  Advanced SearchBrowse




Journal Article

The salmon louse genome: Copepod features and parasitic adaptations


Klages,  Sven
Sequencing (Head: Bernd Timmermann), Scientific Service (Head: Christoph Krukenkamp), Max Planck Institute for Molecular Genetics, Max Planck Society;

External Resource
No external resources are shared
Fulltext (restricted access)
There are currently no full texts shared for your IP range.
Fulltext (public)

(Preprint), 803KB

Supplementary Material (public)
There is no public supplementary material available

Skern-Mauritzen, R., Malde, K., Eichner, C., Dondrup, M., Furmanek, T., Besnier, F., et al. (2021). The salmon louse genome: Copepod features and parasitic adaptations. Genomics. doi:10.1016/j.ygeno.2021.08.002.

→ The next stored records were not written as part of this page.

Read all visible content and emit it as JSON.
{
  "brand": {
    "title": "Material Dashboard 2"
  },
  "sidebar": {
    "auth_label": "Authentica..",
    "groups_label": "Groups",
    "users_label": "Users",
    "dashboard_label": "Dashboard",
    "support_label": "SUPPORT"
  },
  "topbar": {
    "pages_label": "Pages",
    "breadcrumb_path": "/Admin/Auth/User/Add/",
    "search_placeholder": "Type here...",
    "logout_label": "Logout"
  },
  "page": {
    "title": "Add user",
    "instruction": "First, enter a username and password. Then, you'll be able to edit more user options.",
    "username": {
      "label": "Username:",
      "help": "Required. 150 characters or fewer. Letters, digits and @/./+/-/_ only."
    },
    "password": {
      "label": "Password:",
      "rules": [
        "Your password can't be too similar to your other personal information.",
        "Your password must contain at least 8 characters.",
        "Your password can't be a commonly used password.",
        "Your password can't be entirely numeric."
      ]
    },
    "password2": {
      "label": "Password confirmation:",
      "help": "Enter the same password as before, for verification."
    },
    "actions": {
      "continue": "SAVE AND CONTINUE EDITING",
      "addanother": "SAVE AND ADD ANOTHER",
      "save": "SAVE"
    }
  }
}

Cite as: https://hdl.handle.net/21.11116/0000-0009-134C-D
Copepods encompass numerous ecological roles including parasites, detrivores and phytoplankton grazers. Nonetheless, copepod genome assemblies remain scarce. Lepeophtheirus salmonis is an economically and ecologically important ectoparasitic copepod found on salmonid fish. We present the 695.4 Mbp L. salmonis genome assembly containing ≈60% repetitive regions and 13,081 annotated protein-coding genes. The genome comprises 14 autosomes and a ZZ-ZW sex chromosome system. Assembly assessment identified 92.4% of the expected arthropod genes. Transcriptomics supported annotation and indicated a marked shift in gene expression after host attachment, including apparent downregulation of genes related to circadian rhythm coinciding with abandoning diurnal migration. The genome shows evolutionary signatures including loss of genes needed for peroxisome biogenesis, presence of numerous FNII domains, and an incomplete heme homeostasis pathway suggesting heme proteins to be obtained from the host. Despite repeated development of resistance against chemical treatments L. salmonis exhibits low numbers of many genes involved in detoxification.